How can we calculate what the gain of the amplifier is?


On the face of it, this seems to be a very complicated question, but it's actually much simpler than it might first

appear. The reason for that is the negative feedback. We don't need to work out the gains of the individual stages and

multiply them together, instead, provided that the two stages have plenty of gain, which they do, the overall gain is

largly defined by the feedback components and is simply the inverse of the attenuation that the feedback provides. It

won't be exact - this isn't a precision op-amp - but it will be close. Importantly, for an item that is to be

manufactured, the circuit removes much of the variability of the transistor parameters and gives a device that will

perform consistently.


With the volume control set to 10k, the emitter resistance (as far as ac is concerned) is the 4k7 in parallel with the



(10k x 4k7) / (10k + 4k7) = 3.197k


The gain will be


(12k + 3.197k) / (3.197k) = 4.75


Here's a simulation with a 100mV pk/pk input and the volume pot set to 10k. The output is taken from C5. The simulated

gain is 4.45, which is reasonably close to my simple calculation.



That's the minimum gain. The gain increases as the pot resistance decreases.


Here are the calculated values of gain for different volume control settings


10k  4.75
9k    4.89
8k    5.05
7k    5.23
6k    5.55
5k    5.95
4k    6.55
3k    7.55
2k    9.55
1k    15.54

500   25
200   61
100   121
50     241
20     600


It gets a bit silly towards the end and my calculated values are probably diverging quite quickly from the reality of

the circuit. The poster reported that people used log pots reverse wired and you can see why from these figures.


What is the role of capacitor C12?


To see what the capacitor does, let's first look at the frequency response of the amplifier without the capacitor being

present. This is the frequency response as far as the output of C5; I haven't included the tone control stage.

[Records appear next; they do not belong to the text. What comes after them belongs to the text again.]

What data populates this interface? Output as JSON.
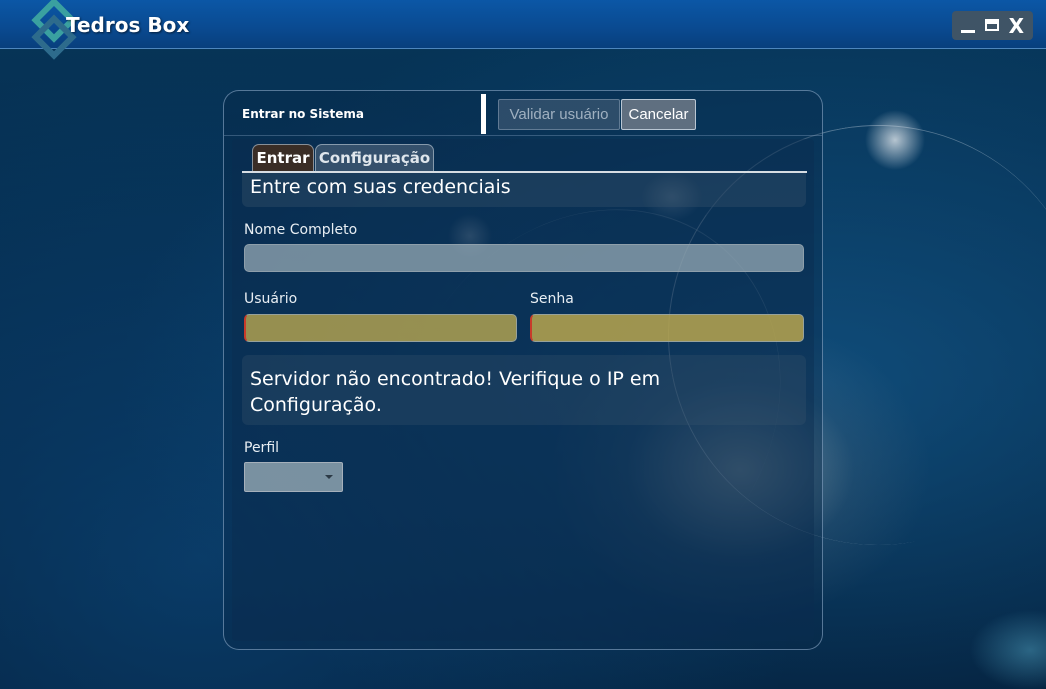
{
  "app": {
    "title": "Tedros Box",
    "window_controls": {
      "minimize": "_",
      "maximize": "▭",
      "close": "X"
    }
  },
  "dialog": {
    "title": "Entrar no Sistema",
    "buttons": {
      "validate": "Validar usuário",
      "cancel": "Cancelar"
    },
    "tabs": [
      {
        "label": "Entrar",
        "active": true
      },
      {
        "label": "Configuração",
        "active": false
      }
    ],
    "heading": "Entre com suas credenciais",
    "fields": {
      "full_name": {
        "label": "Nome Completo",
        "value": ""
      },
      "username": {
        "label": "Usuário",
        "value": ""
      },
      "password": {
        "label": "Senha",
        "value": ""
      }
    },
    "message": "Servidor não encontrado! Verifique o IP em Configuração.",
    "profile": {
      "label": "Perfil",
      "selected": ""
    }
  },
  "colors": {
    "titlebar": "#0a4b92",
    "active_tab": "#3a2d26",
    "error_field": "#c3ac4e",
    "error_border": "#c83a2a"
  }
}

What's immediately apparent is how impressive the amplifier is. It doesn't start to roll off until it gets to 2 or 3MHz,

there is gain there [0dB is a gain of 1] up to about 25MHz, and the gain is nice and flat in the passband. All that from

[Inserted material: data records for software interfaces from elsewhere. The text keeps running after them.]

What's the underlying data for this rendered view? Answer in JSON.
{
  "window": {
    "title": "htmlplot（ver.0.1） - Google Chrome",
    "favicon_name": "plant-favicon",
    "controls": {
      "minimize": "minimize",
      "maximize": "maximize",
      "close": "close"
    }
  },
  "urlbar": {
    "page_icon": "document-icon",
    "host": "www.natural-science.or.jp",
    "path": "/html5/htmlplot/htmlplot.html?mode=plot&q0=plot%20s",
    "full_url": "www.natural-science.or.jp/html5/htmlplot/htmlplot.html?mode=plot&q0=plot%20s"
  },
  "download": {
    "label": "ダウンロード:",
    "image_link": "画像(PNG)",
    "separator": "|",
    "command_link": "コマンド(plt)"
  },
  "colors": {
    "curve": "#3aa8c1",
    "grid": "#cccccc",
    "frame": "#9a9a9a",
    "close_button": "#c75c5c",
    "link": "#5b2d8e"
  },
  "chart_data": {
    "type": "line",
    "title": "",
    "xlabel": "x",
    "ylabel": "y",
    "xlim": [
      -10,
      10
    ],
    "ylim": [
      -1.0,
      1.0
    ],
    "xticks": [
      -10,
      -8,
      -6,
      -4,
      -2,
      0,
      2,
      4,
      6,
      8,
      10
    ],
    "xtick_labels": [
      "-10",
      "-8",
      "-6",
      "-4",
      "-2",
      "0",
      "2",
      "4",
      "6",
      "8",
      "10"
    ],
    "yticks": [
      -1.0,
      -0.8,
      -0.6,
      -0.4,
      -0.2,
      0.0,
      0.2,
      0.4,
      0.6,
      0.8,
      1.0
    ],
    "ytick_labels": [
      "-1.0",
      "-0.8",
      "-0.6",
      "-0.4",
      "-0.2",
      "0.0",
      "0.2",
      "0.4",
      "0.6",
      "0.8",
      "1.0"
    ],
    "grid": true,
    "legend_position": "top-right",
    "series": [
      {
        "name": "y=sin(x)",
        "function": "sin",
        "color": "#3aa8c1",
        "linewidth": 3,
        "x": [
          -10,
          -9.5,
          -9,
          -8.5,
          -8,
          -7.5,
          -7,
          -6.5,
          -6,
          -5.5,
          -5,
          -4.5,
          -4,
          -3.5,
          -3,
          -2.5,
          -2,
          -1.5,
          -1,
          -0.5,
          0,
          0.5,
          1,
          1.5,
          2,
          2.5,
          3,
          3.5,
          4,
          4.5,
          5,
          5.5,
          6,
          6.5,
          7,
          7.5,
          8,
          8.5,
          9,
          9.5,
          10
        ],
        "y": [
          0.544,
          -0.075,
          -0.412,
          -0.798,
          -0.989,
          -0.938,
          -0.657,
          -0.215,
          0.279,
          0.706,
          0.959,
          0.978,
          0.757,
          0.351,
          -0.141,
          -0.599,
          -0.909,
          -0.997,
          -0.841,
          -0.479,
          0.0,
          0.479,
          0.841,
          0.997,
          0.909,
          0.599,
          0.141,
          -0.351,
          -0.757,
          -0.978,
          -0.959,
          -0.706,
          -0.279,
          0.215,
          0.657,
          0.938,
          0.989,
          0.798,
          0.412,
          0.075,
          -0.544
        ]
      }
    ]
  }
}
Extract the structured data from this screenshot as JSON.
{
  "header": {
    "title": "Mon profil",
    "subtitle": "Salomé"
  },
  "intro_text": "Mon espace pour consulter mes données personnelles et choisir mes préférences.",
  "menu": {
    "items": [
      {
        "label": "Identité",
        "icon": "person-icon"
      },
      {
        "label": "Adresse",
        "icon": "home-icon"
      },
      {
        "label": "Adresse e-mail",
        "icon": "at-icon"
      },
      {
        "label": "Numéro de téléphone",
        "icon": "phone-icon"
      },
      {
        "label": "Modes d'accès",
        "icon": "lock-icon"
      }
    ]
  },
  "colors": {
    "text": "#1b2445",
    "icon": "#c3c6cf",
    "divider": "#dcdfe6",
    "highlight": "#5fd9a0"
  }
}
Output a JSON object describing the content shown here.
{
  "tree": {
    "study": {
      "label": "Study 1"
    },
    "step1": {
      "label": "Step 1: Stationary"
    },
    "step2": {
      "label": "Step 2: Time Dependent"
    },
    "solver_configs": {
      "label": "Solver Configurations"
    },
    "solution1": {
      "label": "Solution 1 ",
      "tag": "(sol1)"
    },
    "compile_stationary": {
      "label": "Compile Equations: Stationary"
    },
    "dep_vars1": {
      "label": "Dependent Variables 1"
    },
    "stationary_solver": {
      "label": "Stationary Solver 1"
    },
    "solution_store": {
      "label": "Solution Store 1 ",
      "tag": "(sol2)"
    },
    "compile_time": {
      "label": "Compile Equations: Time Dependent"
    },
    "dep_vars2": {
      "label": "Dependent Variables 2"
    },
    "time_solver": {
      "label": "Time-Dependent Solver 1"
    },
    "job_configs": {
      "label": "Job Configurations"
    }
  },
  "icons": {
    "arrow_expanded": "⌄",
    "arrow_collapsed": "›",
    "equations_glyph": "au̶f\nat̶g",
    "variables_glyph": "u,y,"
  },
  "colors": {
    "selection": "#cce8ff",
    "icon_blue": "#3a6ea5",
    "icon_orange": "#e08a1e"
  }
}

two simple transistors.


Now here's the response with the capacitor in place.




This time we can see that the response is rolling off from just above 20kHz and the gain is down to unity between 200

and 300kHz.

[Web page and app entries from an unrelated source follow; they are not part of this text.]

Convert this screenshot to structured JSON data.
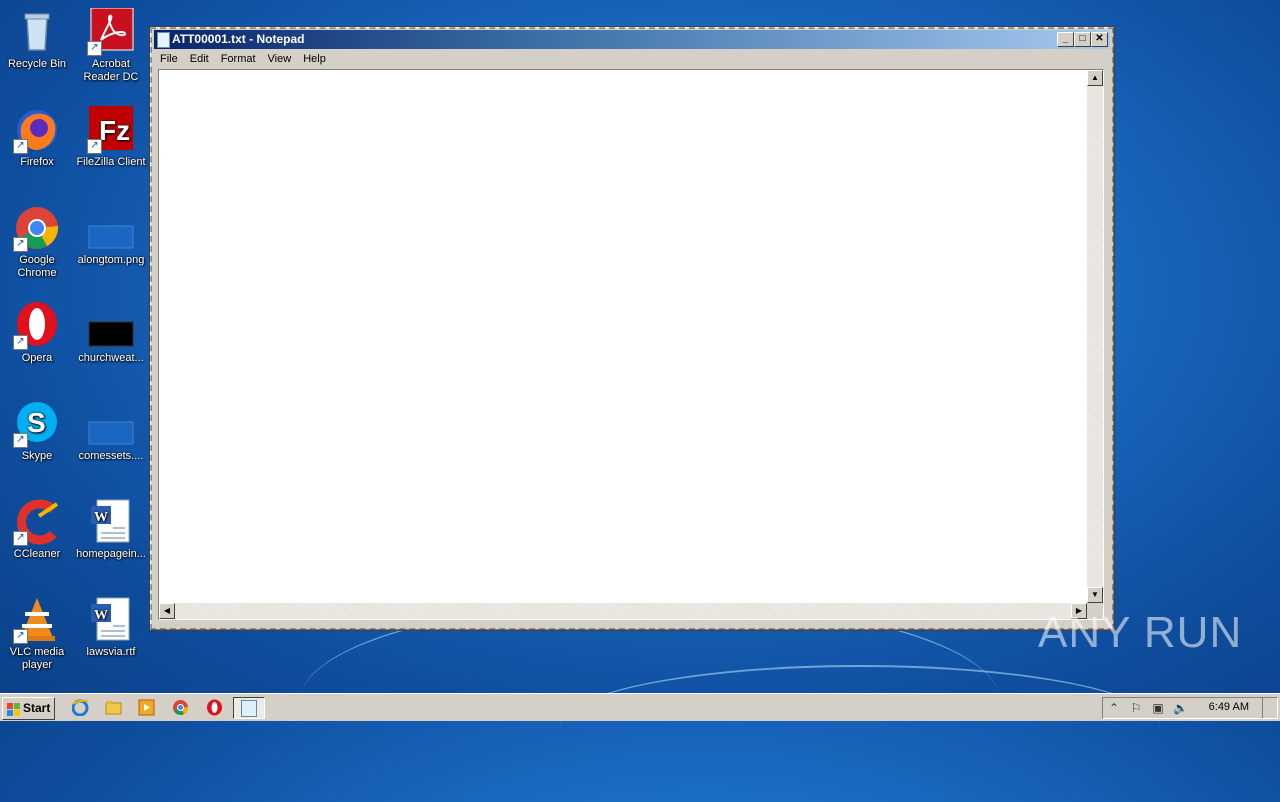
{
  "desktop": {
    "icons": [
      {
        "label": "Recycle Bin",
        "icon": "recycle-bin-icon"
      },
      {
        "label": "Acrobat Reader DC",
        "icon": "acrobat-reader-icon"
      },
      {
        "label": "Firefox",
        "icon": "firefox-icon"
      },
      {
        "label": "FileZilla Client",
        "icon": "filezilla-icon"
      },
      {
        "label": "Google Chrome",
        "icon": "chrome-icon"
      },
      {
        "label": "alongtom.png",
        "icon": "png-file-icon"
      },
      {
        "label": "Opera",
        "icon": "opera-icon"
      },
      {
        "label": "churchweat...",
        "icon": "image-file-icon"
      },
      {
        "label": "Skype",
        "icon": "skype-icon"
      },
      {
        "label": "comessets....",
        "icon": "image-file-icon"
      },
      {
        "label": "CCleaner",
        "icon": "ccleaner-icon"
      },
      {
        "label": "homepagein...",
        "icon": "word-document-icon"
      },
      {
        "label": "VLC media player",
        "icon": "vlc-icon"
      },
      {
        "label": "lawsvia.rtf",
        "icon": "word-document-icon"
      }
    ]
  },
  "window": {
    "title": "ATT00001.txt - Notepad",
    "menu": [
      "File",
      "Edit",
      "Format",
      "View",
      "Help"
    ],
    "content": ""
  },
  "watermark": "ANY RUN",
  "taskbar": {
    "start_label": "Start",
    "quick_launch": [
      "internet-explorer-icon",
      "explorer-folder-icon",
      "media-player-icon",
      "chrome-icon",
      "opera-icon"
    ],
    "active_task": "notepad-icon",
    "clock": "6:49 AM"
  }
}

Why did the designer do that?


The input is a high impedance and will pick up signals well; the overall response extends up into the shortwave radio

area; and when the circuit is clipping it will rectify (which is a way of demodulating amplitude-modulated signals like

those transmitted in the Medium Wave band). So one reason was probably to reduce its susceptability to radio



The other reason for rolling off gain like this is that it helps to reduce the possibility of spurious oscillation at

higher frequencies.


What does the frequency response of the tone control look like?


Here's a composite of the five cases: both controls 50%, treble boost, treble cut, bass boost and bass cut. (I didn't

know how to do that in the simulator, so I ran it for each case and than used a paint package to merge them.)





The treble control works from 200Hz upwards, the bass from 400Hz downwards. The treble is fine - it slopes off above

20kHz, but we don't care about that since it's beyond our ability to hear. The bass is less good on paper, sloping down

below 50Hz, though that is probably not of much concern to a guitarist. The changeover point is lower than what you'd see

with a Hi-Fi amplifier - I presume it was chosen by experiment: it's probably what worked well on the prototype and

sounded good.